- **PROBLEM**: Would you print the records below word for word, without the pictures?

- **DATASET CONTENT**:
======
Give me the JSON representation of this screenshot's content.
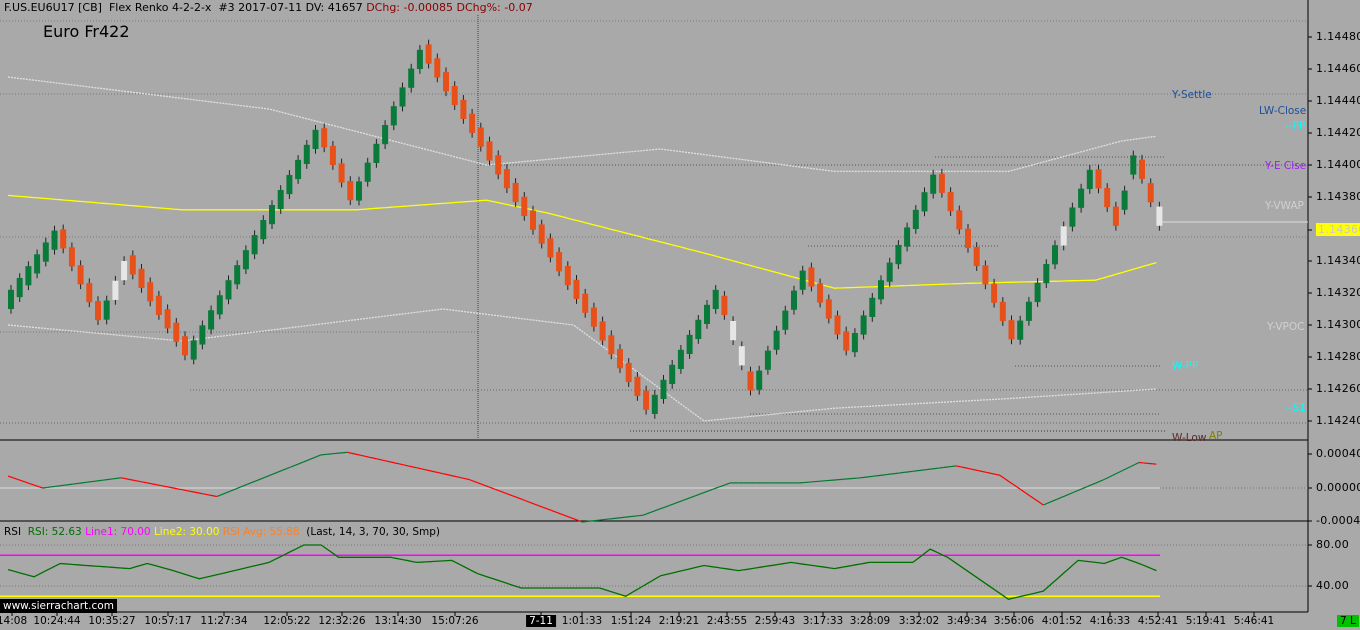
{
  "header": {
    "symbol": "F.US.EU6U17 [CB]",
    "chart_type": "Flex Renko 4-2-2-x",
    "chart_num": "#3",
    "date": "2017-07-11",
    "dv": "DV: 41657",
    "dchg": "DChg: -0.00085",
    "dchg_pct": "DChg%: -0.07"
  },
  "title": "Euro Fr422",
  "level_labels": [
    {
      "text": "Y-Settle",
      "color": "#1e4f96"
    },
    {
      "text": "LW-Close",
      "color": "#1e4f96"
    },
    {
      "text": "--PP",
      "color": "#00ffff"
    },
    {
      "text": "Y-E Clse",
      "color": "#a020f0"
    },
    {
      "text": "Y-VWAP",
      "color": "#d0d0d0"
    },
    {
      "text": "Y-VPOC",
      "color": "#d0d0d0"
    },
    {
      "text": "W-PP",
      "color": "#00ffff"
    },
    {
      "text": "--S1",
      "color": "#00ffff"
    },
    {
      "text": "W-Low",
      "color": "#5a2a2a"
    },
    {
      "text": "AP",
      "color": "#808000"
    }
  ],
  "price_axis": [
    "1.14480",
    "1.14460",
    "1.14440",
    "1.14420",
    "1.14400",
    "1.14380",
    "1.14340",
    "1.14320",
    "1.14300",
    "1.14280",
    "1.14260",
    "1.14240"
  ],
  "current_price": "1.14360",
  "osc_axis": [
    "0.00040",
    "0.00000",
    "-0.00040"
  ],
  "rsi_axis": [
    "80.00",
    "40.00"
  ],
  "rsi_legend": {
    "name": "RSI",
    "rsi": "RSI: 52.63",
    "line1": "Line1: 70.00",
    "line2": "Line2: 30.00",
    "avg": "RSI Avg: 55.88",
    "params": "(Last, 14, 3, 70, 30, Smp)"
  },
  "watermark": "www.sierrachart.com",
  "time_axis": [
    "14:08",
    "10:24:44",
    "10:35:27",
    "10:57:17",
    "11:27:34",
    "12:05:22",
    "12:32:26",
    "13:14:30",
    "15:07:26",
    "7-11",
    "1:01:33",
    "1:51:24",
    "2:19:21",
    "2:43:55",
    "2:59:43",
    "3:17:33",
    "3:28:09",
    "3:32:02",
    "3:49:34",
    "3:56:06",
    "4:01:52",
    "4:16:33",
    "4:52:41",
    "5:19:41",
    "5:46:41"
  ],
  "bars_badge": "7 L",
  "colors": {
    "up": "#0a7a3a",
    "down": "#e8501a",
    "ma": "#ffff00",
    "band": "#e0e0e0",
    "rsi": "#007000",
    "line1": "#ff00ff",
    "line2": "#ffff00"
  },
  "chart_data": {
    "type": "candlestick-renko",
    "brick": 0.00012,
    "price_pivots": [
      [
        0,
        1.14322
      ],
      [
        5,
        1.14359
      ],
      [
        10,
        1.14303
      ],
      [
        13,
        1.1434
      ],
      [
        20,
        1.14281
      ],
      [
        35,
        1.14422
      ],
      [
        39,
        1.14378
      ],
      [
        47,
        1.14472
      ],
      [
        73,
        1.14247
      ],
      [
        81,
        1.14322
      ],
      [
        85,
        1.14259
      ],
      [
        91,
        1.14334
      ],
      [
        96,
        1.14284
      ],
      [
        106,
        1.14394
      ],
      [
        115,
        1.14291
      ],
      [
        124,
        1.14397
      ],
      [
        127,
        1.14362
      ],
      [
        129,
        1.14406
      ],
      [
        132,
        1.14362
      ]
    ],
    "ma": [
      [
        0,
        1.14381
      ],
      [
        20,
        1.14372
      ],
      [
        40,
        1.14372
      ],
      [
        55,
        1.14378
      ],
      [
        62,
        1.1437
      ],
      [
        80,
        1.14345
      ],
      [
        95,
        1.14323
      ],
      [
        110,
        1.14326
      ],
      [
        125,
        1.14328
      ],
      [
        132,
        1.14339
      ]
    ],
    "upper_band": [
      [
        0,
        1.14455
      ],
      [
        30,
        1.14435
      ],
      [
        55,
        1.144
      ],
      [
        75,
        1.1441
      ],
      [
        95,
        1.14396
      ],
      [
        115,
        1.14396
      ],
      [
        128,
        1.14415
      ],
      [
        132,
        1.14418
      ]
    ],
    "lower_band": [
      [
        0,
        1.143
      ],
      [
        20,
        1.1429
      ],
      [
        50,
        1.1431
      ],
      [
        65,
        1.143
      ],
      [
        80,
        1.1424
      ],
      [
        95,
        1.14248
      ],
      [
        115,
        1.14254
      ],
      [
        132,
        1.1426
      ]
    ],
    "oscillator": [
      [
        0,
        0.00014
      ],
      [
        4,
        0
      ],
      [
        13,
        0.00012
      ],
      [
        24,
        -0.0001
      ],
      [
        36,
        0.00039
      ],
      [
        39,
        0.00042
      ],
      [
        53,
        0.0001
      ],
      [
        66,
        -0.0004
      ],
      [
        73,
        -0.00032
      ],
      [
        83,
        6e-05
      ],
      [
        91,
        6e-05
      ],
      [
        98,
        0.00012
      ],
      [
        109,
        0.00026
      ],
      [
        114,
        0.00015
      ],
      [
        119,
        -0.0002
      ],
      [
        126,
        0.0001
      ],
      [
        130,
        0.0003
      ],
      [
        132,
        0.00028
      ]
    ],
    "rsi": [
      [
        0,
        56
      ],
      [
        3,
        49
      ],
      [
        6,
        62
      ],
      [
        9,
        60
      ],
      [
        14,
        57
      ],
      [
        16,
        62
      ],
      [
        19,
        55
      ],
      [
        22,
        47
      ],
      [
        27,
        57
      ],
      [
        30,
        63
      ],
      [
        34,
        80
      ],
      [
        36,
        80
      ],
      [
        38,
        68
      ],
      [
        44,
        68
      ],
      [
        47,
        63
      ],
      [
        51,
        65
      ],
      [
        54,
        52
      ],
      [
        59,
        38
      ],
      [
        68,
        38
      ],
      [
        71,
        30
      ],
      [
        75,
        50
      ],
      [
        80,
        60
      ],
      [
        84,
        55
      ],
      [
        90,
        63
      ],
      [
        95,
        57
      ],
      [
        99,
        63
      ],
      [
        104,
        63
      ],
      [
        106,
        76
      ],
      [
        108,
        68
      ],
      [
        115,
        27
      ],
      [
        119,
        35
      ],
      [
        123,
        65
      ],
      [
        126,
        62
      ],
      [
        128,
        68
      ],
      [
        130,
        62
      ],
      [
        132,
        55
      ]
    ],
    "rsi_line1": 70,
    "rsi_line2": 30
  }
}
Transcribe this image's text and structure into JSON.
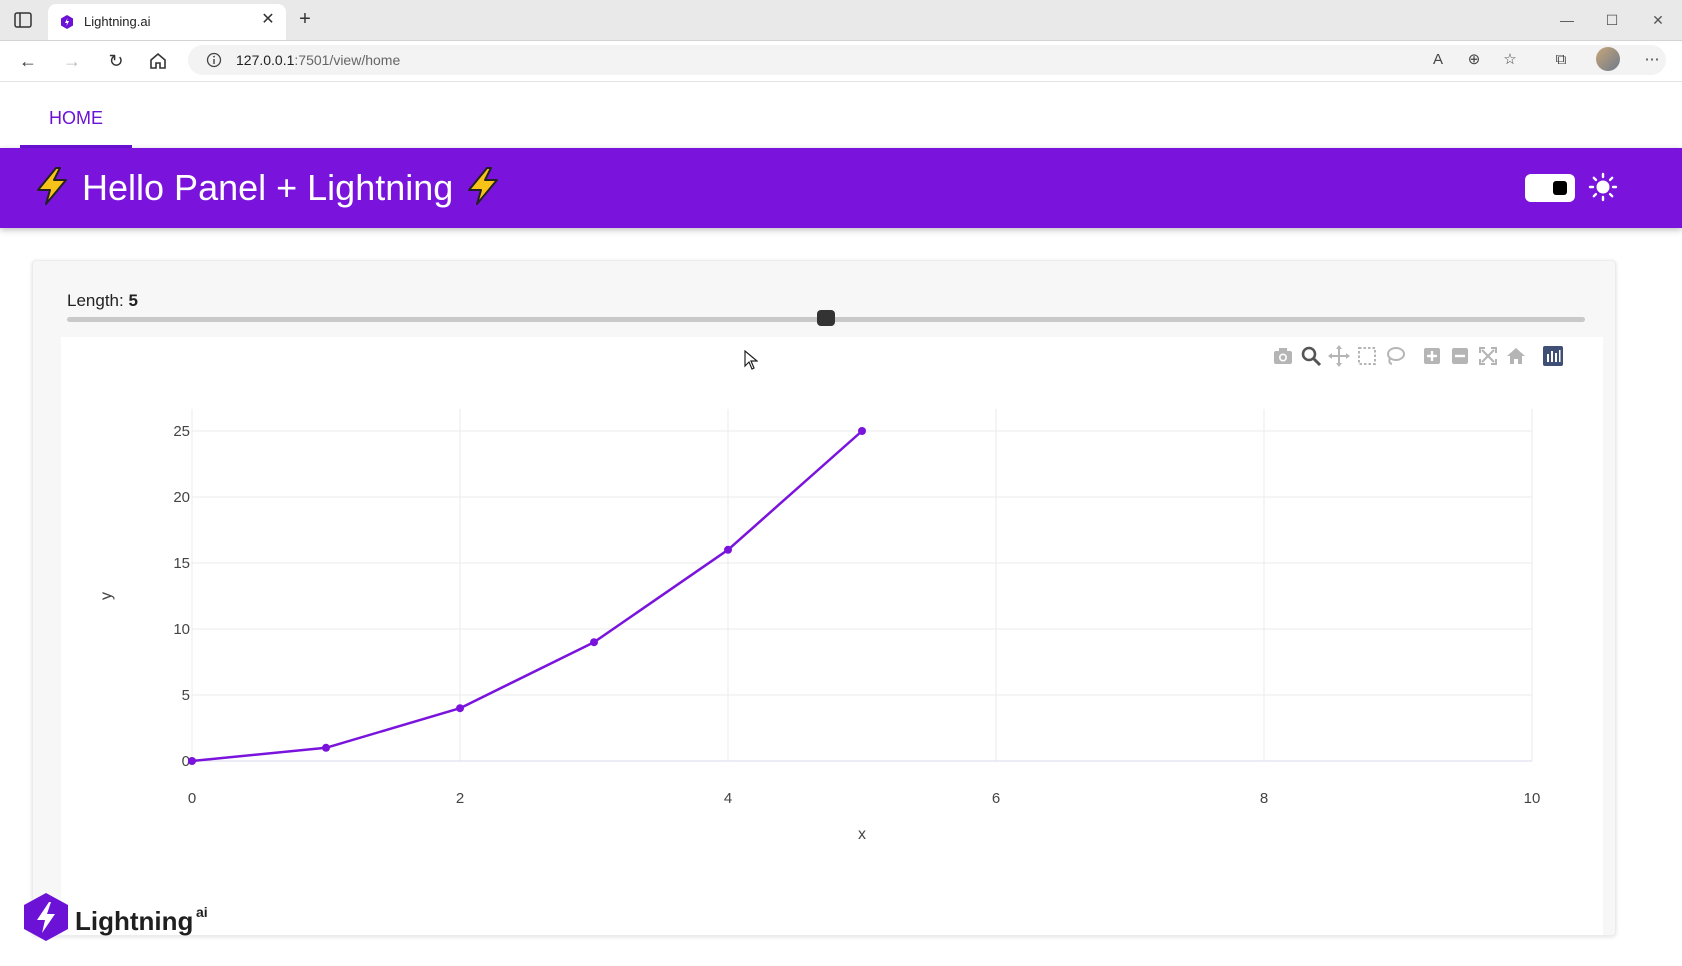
{
  "browser": {
    "tab_title": "Lightning.ai",
    "url_host": "127.0.0.1",
    "url_rest": ":7501/view/home"
  },
  "nav": {
    "home_label": "HOME"
  },
  "header": {
    "title": "Hello Panel + Lightning"
  },
  "slider": {
    "label": "Length: ",
    "value": "5",
    "min": 0,
    "max": 10,
    "current": 5
  },
  "logo": {
    "text": "Lightning",
    "sup": "ai"
  },
  "colors": {
    "accent": "#7a14dd",
    "line": "#7a14dd"
  },
  "chart_data": {
    "type": "line",
    "x": [
      0,
      1,
      2,
      3,
      4,
      5
    ],
    "y": [
      0,
      1,
      4,
      9,
      16,
      25
    ],
    "xlabel": "x",
    "ylabel": "y",
    "xlim": [
      0,
      10
    ],
    "ylim": [
      0,
      25
    ],
    "xticks": [
      0,
      2,
      4,
      6,
      8,
      10
    ],
    "yticks": [
      0,
      5,
      10,
      15,
      20,
      25
    ],
    "grid": true
  }
}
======
- **RESULT FOR THIS EXERCISE**:
Give me the JSON representation of this screenshot's content.
{
  "header": {
    "symbol": "F.US.EU6U17 [CB]",
    "chart_type": "Flex Renko 4-2-2-x",
    "chart_num": "#3",
    "date": "2017-07-11",
    "dv": "DV: 41657",
    "dchg": "DChg: -0.00085",
    "dchg_pct": "DChg%: -0.07"
  },
  "title": "Euro Fr422",
  "level_labels": [
    {
      "text": "Y-Settle",
      "color": "#1e4f96"
    },
    {
      "text": "LW-Close",
      "color": "#1e4f96"
    },
    {
      "text": "--PP",
      "color": "#00ffff"
    },
    {
      "text": "Y-E Clse",
      "color": "#a020f0"
    },
    {
      "text": "Y-VWAP",
      "color": "#d0d0d0"
    },
    {
      "text": "Y-VPOC",
      "color": "#d0d0d0"
    },
    {
      "text": "W-PP",
      "color": "#00ffff"
    },
    {
      "text": "--S1",
      "color": "#00ffff"
    },
    {
      "text": "W-Low",
      "color": "#5a2a2a"
    },
    {
      "text": "AP",
      "color": "#808000"
    }
  ],
  "price_axis": [
    "1.14480",
    "1.14460",
    "1.14440",
    "1.14420",
    "1.14400",
    "1.14380",
    "1.14340",
    "1.14320",
    "1.14300",
    "1.14280",
    "1.14260",
    "1.14240"
  ],
  "current_price": "1.14360",
  "osc_axis": [
    "0.00040",
    "0.00000",
    "-0.00040"
  ],
  "rsi_axis": [
    "80.00",
    "40.00"
  ],
  "rsi_legend": {
    "name": "RSI",
    "rsi": "RSI: 52.63",
    "line1": "Line1: 70.00",
    "line2": "Line2: 30.00",
    "avg": "RSI Avg: 55.88",
    "params": "(Last, 14, 3, 70, 30, Smp)"
  },
  "watermark": "www.sierrachart.com",
  "time_axis": [
    "14:08",
    "10:24:44",
    "10:35:27",
    "10:57:17",
    "11:27:34",
    "12:05:22",
    "12:32:26",
    "13:14:30",
    "15:07:26",
    "7-11",
    "1:01:33",
    "1:51:24",
    "2:19:21",
    "2:43:55",
    "2:59:43",
    "3:17:33",
    "3:28:09",
    "3:32:02",
    "3:49:34",
    "3:56:06",
    "4:01:52",
    "4:16:33",
    "4:52:41",
    "5:19:41",
    "5:46:41"
  ],
  "bars_badge": "7 L",
  "colors": {
    "up": "#0a7a3a",
    "down": "#e8501a",
    "ma": "#ffff00",
    "band": "#e0e0e0",
    "rsi": "#007000",
    "line1": "#ff00ff",
    "line2": "#ffff00"
  },
  "chart_data": {
    "type": "candlestick-renko",
    "brick": 0.00012,
    "price_pivots": [
      [
        0,
        1.14322
      ],
      [
        5,
        1.14359
      ],
      [
        10,
        1.14303
      ],
      [
        13,
        1.1434
      ],
      [
        20,
        1.14281
      ],
      [
        35,
        1.14422
      ],
      [
        39,
        1.14378
      ],
      [
        47,
        1.14472
      ],
      [
        73,
        1.14247
      ],
      [
        81,
        1.14322
      ],
      [
        85,
        1.14259
      ],
      [
        91,
        1.14334
      ],
      [
        96,
        1.14284
      ],
      [
        106,
        1.14394
      ],
      [
        115,
        1.14291
      ],
      [
        124,
        1.14397
      ],
      [
        127,
        1.14362
      ],
      [
        129,
        1.14406
      ],
      [
        132,
        1.14362
      ]
    ],
    "ma": [
      [
        0,
        1.14381
      ],
      [
        20,
        1.14372
      ],
      [
        40,
        1.14372
      ],
      [
        55,
        1.14378
      ],
      [
        62,
        1.1437
      ],
      [
        80,
        1.14345
      ],
      [
        95,
        1.14323
      ],
      [
        110,
        1.14326
      ],
      [
        125,
        1.14328
      ],
      [
        132,
        1.14339
      ]
    ],
    "upper_band": [
      [
        0,
        1.14455
      ],
      [
        30,
        1.14435
      ],
      [
        55,
        1.144
      ],
      [
        75,
        1.1441
      ],
      [
        95,
        1.14396
      ],
      [
        115,
        1.14396
      ],
      [
        128,
        1.14415
      ],
      [
        132,
        1.14418
      ]
    ],
    "lower_band": [
      [
        0,
        1.143
      ],
      [
        20,
        1.1429
      ],
      [
        50,
        1.1431
      ],
      [
        65,
        1.143
      ],
      [
        80,
        1.1424
      ],
      [
        95,
        1.14248
      ],
      [
        115,
        1.14254
      ],
      [
        132,
        1.1426
      ]
    ],
    "oscillator": [
      [
        0,
        0.00014
      ],
      [
        4,
        0
      ],
      [
        13,
        0.00012
      ],
      [
        24,
        -0.0001
      ],
      [
        36,
        0.00039
      ],
      [
        39,
        0.00042
      ],
      [
        53,
        0.0001
      ],
      [
        66,
        -0.0004
      ],
      [
        73,
        -0.00032
      ],
      [
        83,
        6e-05
      ],
      [
        91,
        6e-05
      ],
      [
        98,
        0.00012
      ],
      [
        109,
        0.00026
      ],
      [
        114,
        0.00015
      ],
      [
        119,
        -0.0002
      ],
      [
        126,
        0.0001
      ],
      [
        130,
        0.0003
      ],
      [
        132,
        0.00028
      ]
    ],
    "rsi": [
      [
        0,
        56
      ],
      [
        3,
        49
      ],
      [
        6,
        62
      ],
      [
        9,
        60
      ],
      [
        14,
        57
      ],
      [
        16,
        62
      ],
      [
        19,
        55
      ],
      [
        22,
        47
      ],
      [
        27,
        57
      ],
      [
        30,
        63
      ],
      [
        34,
        80
      ],
      [
        36,
        80
      ],
      [
        38,
        68
      ],
      [
        44,
        68
      ],
      [
        47,
        63
      ],
      [
        51,
        65
      ],
      [
        54,
        52
      ],
      [
        59,
        38
      ],
      [
        68,
        38
      ],
      [
        71,
        30
      ],
      [
        75,
        50
      ],
      [
        80,
        60
      ],
      [
        84,
        55
      ],
      [
        90,
        63
      ],
      [
        95,
        57
      ],
      [
        99,
        63
      ],
      [
        104,
        63
      ],
      [
        106,
        76
      ],
      [
        108,
        68
      ],
      [
        115,
        27
      ],
      [
        119,
        35
      ],
      [
        123,
        65
      ],
      [
        126,
        62
      ],
      [
        128,
        68
      ],
      [
        130,
        62
      ],
      [
        132,
        55
      ]
    ],
    "rsi_line1": 70,
    "rsi_line2": 30
  }
}
Transcribe this image's text and structure into JSON.
{
  "browser": {
    "tab_title": "Lightning.ai",
    "url_host": "127.0.0.1",
    "url_rest": ":7501/view/home"
  },
  "nav": {
    "home_label": "HOME"
  },
  "header": {
    "title": "Hello Panel + Lightning"
  },
  "slider": {
    "label": "Length: ",
    "value": "5",
    "min": 0,
    "max": 10,
    "current": 5
  },
  "logo": {
    "text": "Lightning",
    "sup": "ai"
  },
  "colors": {
    "accent": "#7a14dd",
    "line": "#7a14dd"
  },
  "chart_data": {
    "type": "line",
    "x": [
      0,
      1,
      2,
      3,
      4,
      5
    ],
    "y": [
      0,
      1,
      4,
      9,
      16,
      25
    ],
    "xlabel": "x",
    "ylabel": "y",
    "xlim": [
      0,
      10
    ],
    "ylim": [
      0,
      25
    ],
    "xticks": [
      0,
      2,
      4,
      6,
      8,
      10
    ],
    "yticks": [
      0,
      5,
      10,
      15,
      20,
      25
    ],
    "grid": true
  }
}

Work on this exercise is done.